# Entries shown
= = = = = = =

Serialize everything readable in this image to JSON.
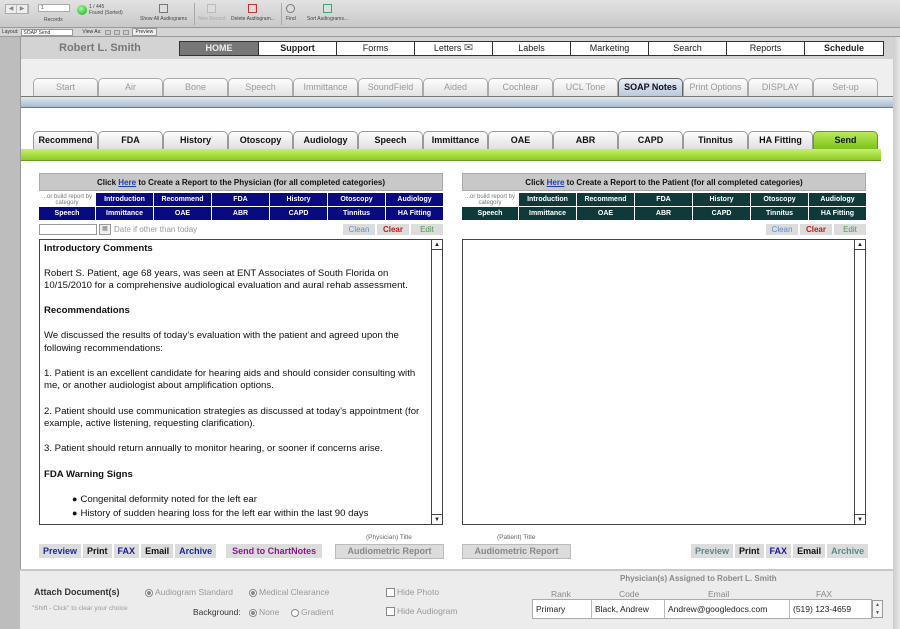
{
  "toolbar": {
    "record_value": "1",
    "records_label": "Records",
    "found_count": "1 / 445",
    "found_status": "Found (Sorted)",
    "show_all": "Show All Audiograms",
    "new_record": "New Record",
    "delete": "Delete Audiogram...",
    "find": "Find",
    "sort": "Sort Audiograms..."
  },
  "statusbar": {
    "layout_label": "Layout:",
    "layout_value": "SOAP Send",
    "view_as_label": "View As:",
    "preview_label": "Preview"
  },
  "header": {
    "patient_name": "Robert L. Smith",
    "topnav": [
      "HOME",
      "Support",
      "Forms",
      "Letters",
      "Labels",
      "Marketing",
      "Search",
      "Reports",
      "Schedule"
    ]
  },
  "tabs_main": [
    "Start",
    "Air",
    "Bone",
    "Speech",
    "Immittance",
    "SoundField",
    "Aided",
    "Cochlear",
    "UCL Tone",
    "SOAP Notes",
    "Print Options",
    "DISPLAY",
    "Set-up"
  ],
  "tabs_soap": [
    "Recommend",
    "FDA",
    "History",
    "Otoscopy",
    "Audiology",
    "Speech",
    "Immittance",
    "OAE",
    "ABR",
    "CAPD",
    "Tinnitus",
    "HA Fitting",
    "Send"
  ],
  "physician_panel": {
    "head_prefix": "Click ",
    "head_link": "Here",
    "head_suffix": " to Create a Report to the Physician (for all completed categories)",
    "build_label": "...or build report by category",
    "categories": [
      "Introduction",
      "Recommend",
      "FDA",
      "History",
      "Otoscopy",
      "Audiology",
      "Speech",
      "Immittance",
      "OAE",
      "ABR",
      "CAPD",
      "Tinnitus",
      "HA Fitting"
    ],
    "date_hint": "Date if other than today",
    "clean": "Clean",
    "clear": "Clear",
    "edit": "Edit",
    "content": {
      "h1": "Introductory Comments",
      "p1": "Robert S. Patient, age 68 years, was seen at ENT Associates of South Florida on 10/15/2010 for a comprehensive audiological evaluation and aural rehab assessment.",
      "h2": "Recommendations",
      "p2": "We discussed the results of today’s evaluation with the patient and agreed upon the following recommendations:",
      "p3": "1. Patient is an excellent candidate for hearing aids and should consider consulting with me, or another audiologist about amplification options.",
      "p4": "2. Patient should use communication strategies as discussed at today’s appointment (for example, active listening, requesting clarification).",
      "p5": "3. Patient should return annually to monitor hearing, or sooner if concerns arise.",
      "h3": "FDA Warning Signs",
      "bullets": [
        "Congenital deformity noted for the left ear",
        "History of sudden hearing loss for the left ear within the last 90 days"
      ]
    },
    "actions": [
      "Preview",
      "Print",
      "FAX",
      "Email",
      "Archive"
    ],
    "send_chartnotes": "Send to ChartNotes",
    "title_label": "(Physician) Title",
    "title_value": "Audiometric Report"
  },
  "patient_panel": {
    "head_prefix": "Click ",
    "head_link": "Here",
    "head_suffix": " to Create a Report to the Patient (for all completed categories)",
    "build_label": "...or build report by category",
    "categories": [
      "Introduction",
      "Recommend",
      "FDA",
      "History",
      "Otoscopy",
      "Audiology",
      "Speech",
      "Immittance",
      "OAE",
      "ABR",
      "CAPD",
      "Tinnitus",
      "HA Fitting"
    ],
    "clean": "Clean",
    "clear": "Clear",
    "edit": "Edit",
    "actions": [
      "Preview",
      "Print",
      "FAX",
      "Email",
      "Archive"
    ],
    "title_label": "(Patient) Title",
    "title_value": "Audiometric Report"
  },
  "attach": {
    "label": "Attach Document(s)",
    "hint": "\"Shift - Click\"  to clear your choice",
    "opt1": "Audiogram Standard",
    "opt2": "Medical Clearance",
    "background_label": "Background:",
    "bg_none": "None",
    "bg_gradient": "Gradient",
    "hide_photo": "Hide Photo",
    "hide_audiogram": "Hide Audiogram"
  },
  "physicians": {
    "title": "Physician(s) Assigned to Robert L. Smith",
    "headers": [
      "Rank",
      "Code",
      "Email",
      "FAX"
    ],
    "rows": [
      {
        "rank": "Primary",
        "code": "Black, Andrew",
        "email": "Andrew@googledocs.com",
        "fax": "(519) 123-4659"
      }
    ]
  }
}
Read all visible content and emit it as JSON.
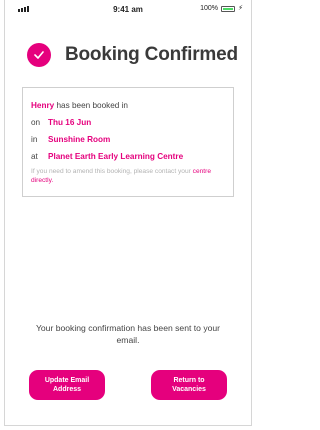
{
  "status_bar": {
    "time": "9:41 am",
    "battery": "100%"
  },
  "header": {
    "title": "Booking Confirmed"
  },
  "booking": {
    "child_name": "Henry",
    "booked_text": "has been booked in",
    "on_label": "on",
    "date": "Thu 16 Jun",
    "in_label": "in",
    "room": "Sunshine Room",
    "at_label": "at",
    "centre": "Planet Earth Early Learning Centre",
    "note_text": "If you need to amend this booking, please contact your",
    "note_link": "centre directly."
  },
  "confirmation_message": "Your booking confirmation has been sent to your email.",
  "buttons": {
    "update_email": "Update Email\nAddress",
    "return_vacancies": "Return to\nVacancies"
  },
  "colors": {
    "accent": "#e5007d",
    "battery": "#4cd964"
  }
}
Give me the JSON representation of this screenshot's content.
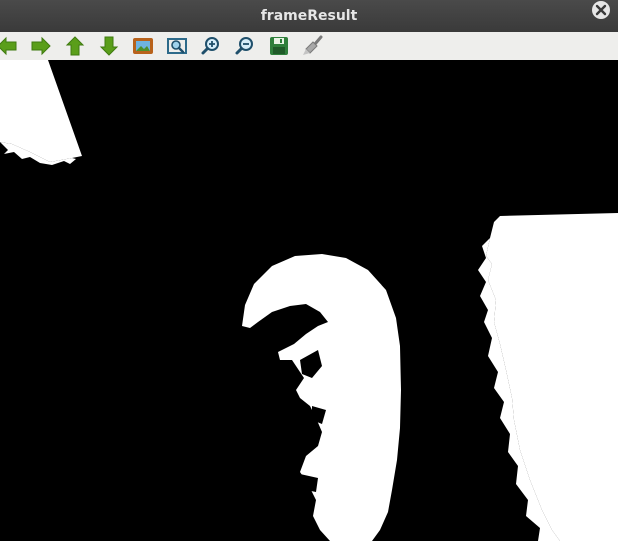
{
  "window": {
    "title": "frameResult"
  },
  "toolbar": {
    "buttons": [
      {
        "icon": "arrow-left-icon"
      },
      {
        "icon": "arrow-right-icon"
      },
      {
        "icon": "arrow-up-icon"
      },
      {
        "icon": "arrow-down-icon"
      },
      {
        "icon": "image-icon"
      },
      {
        "icon": "zoom-fit-icon"
      },
      {
        "icon": "zoom-in-icon"
      },
      {
        "icon": "zoom-out-icon"
      },
      {
        "icon": "save-icon"
      },
      {
        "icon": "brush-icon"
      }
    ]
  },
  "colors": {
    "titlebar": "#3e3e3e",
    "toolbar": "#eeeeec",
    "arrow_green": "#5a9e1a",
    "canvas_bg": "#000000",
    "foreground_mask": "#ffffff"
  }
}
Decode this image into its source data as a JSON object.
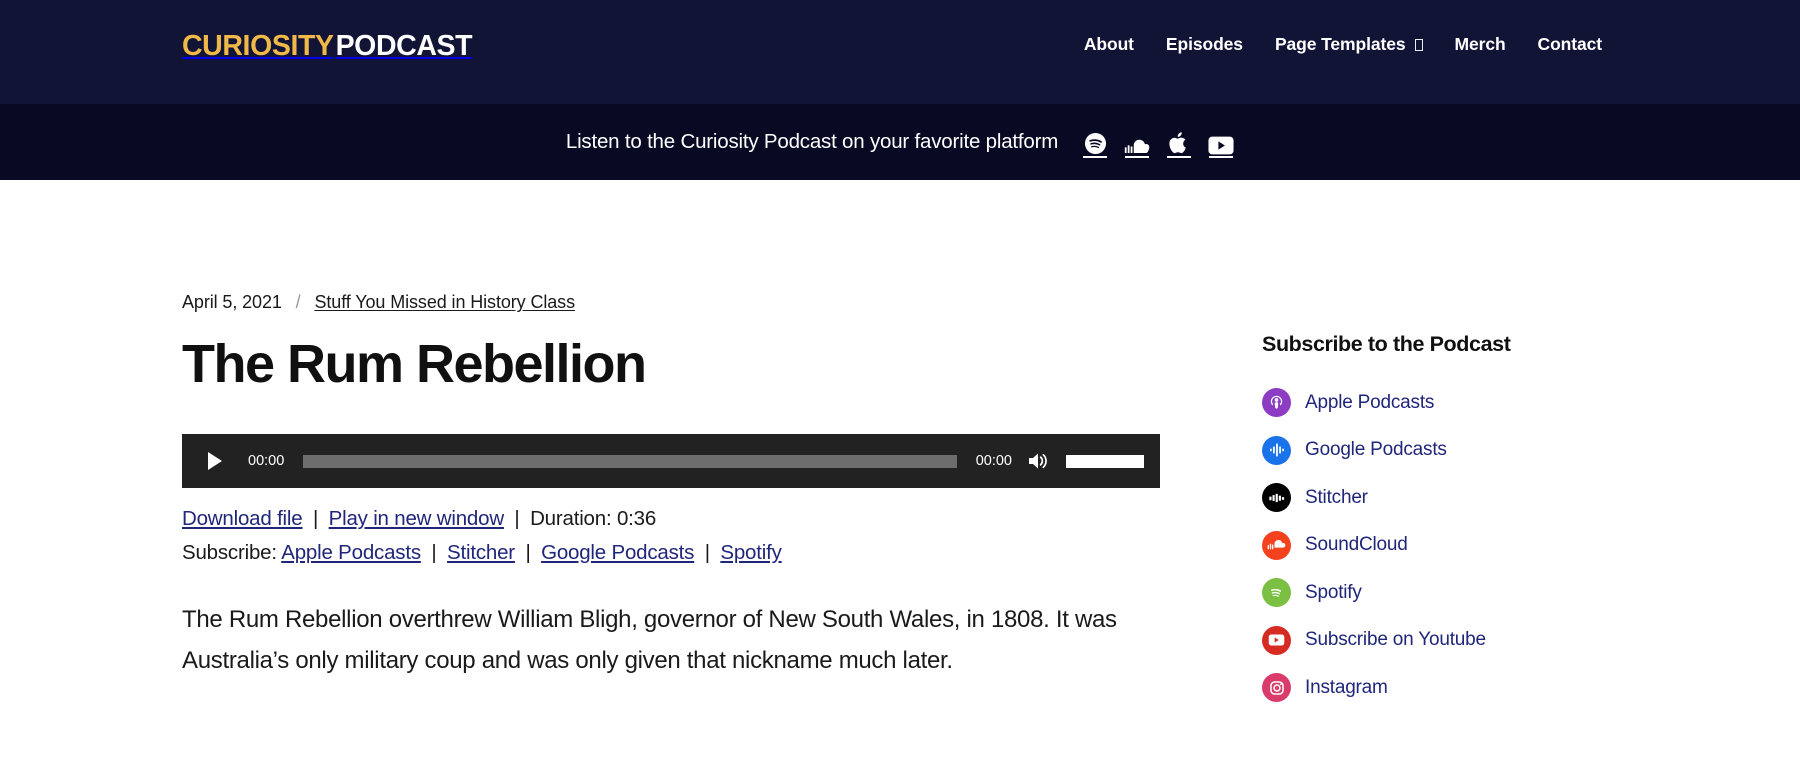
{
  "header": {
    "brand_primary": "CURIOSITY",
    "brand_secondary": "PODCAST",
    "nav": [
      {
        "label": "About",
        "icon": null
      },
      {
        "label": "Episodes",
        "icon": null
      },
      {
        "label": "Page Templates",
        "icon": "dropdown-box-icon"
      },
      {
        "label": "Merch",
        "icon": null
      },
      {
        "label": "Contact",
        "icon": null
      }
    ]
  },
  "banner": {
    "text": "Listen to the Curiosity Podcast on your favorite platform",
    "icons": [
      {
        "name": "spotify-icon",
        "label": "Spotify"
      },
      {
        "name": "soundcloud-icon",
        "label": "SoundCloud"
      },
      {
        "name": "apple-icon",
        "label": "Apple Podcasts"
      },
      {
        "name": "youtube-icon",
        "label": "YouTube"
      }
    ]
  },
  "post": {
    "date": "April 5, 2021",
    "separator": "/",
    "category": "Stuff You Missed in History Class",
    "title": "The Rum Rebellion",
    "excerpt": "The Rum Rebellion overthrew William Bligh, governor of New South Wales, in 1808. It was Australia’s only military coup and was only given that nickname much later."
  },
  "player": {
    "current_time": "00:00",
    "total_time": "00:00",
    "progress_percent": 0,
    "volume_percent": 100,
    "play_icon": "play-icon",
    "mute_icon": "speaker-icon"
  },
  "player_links": {
    "download": "Download file",
    "play_new_window": "Play in new window",
    "duration": "Duration: 0:36",
    "separator": "|",
    "subscribe_label": "Subscribe:",
    "subscribe_links": [
      "Apple Podcasts",
      "Stitcher",
      "Google Podcasts",
      "Spotify"
    ]
  },
  "sidebar": {
    "title": "Subscribe to the Podcast",
    "items": [
      {
        "label": "Apple Podcasts",
        "icon": "apple-podcasts-icon",
        "color": "#8d3cc4"
      },
      {
        "label": "Google Podcasts",
        "icon": "google-podcasts-icon",
        "color": "#1a73e8"
      },
      {
        "label": "Stitcher",
        "icon": "stitcher-icon",
        "color": "#000000"
      },
      {
        "label": "SoundCloud",
        "icon": "soundcloud-icon",
        "color": "#f4411e"
      },
      {
        "label": "Spotify",
        "icon": "spotify-icon",
        "color": "#7bc043"
      },
      {
        "label": "Subscribe on Youtube",
        "icon": "youtube-icon",
        "color": "#d62b23"
      },
      {
        "label": "Instagram",
        "icon": "instagram-icon",
        "color": "#d93c6a"
      }
    ]
  },
  "colors": {
    "header_bg": "#121436",
    "banner_bg": "#080a24",
    "brand_gold": "#f0b849",
    "link_navy": "#20267a",
    "player_bg": "#222222"
  }
}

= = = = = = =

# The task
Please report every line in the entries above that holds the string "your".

# Completed exercise
    "hint": "\"Shift - Click\"  to clear your choice",
    "note_text": "If you need to amend this booking, please contact your",
  "confirmation_message": "Your booking confirmation has been sent to your email.",
    "text": "Listen to the Curiosity Podcast on your favorite platform",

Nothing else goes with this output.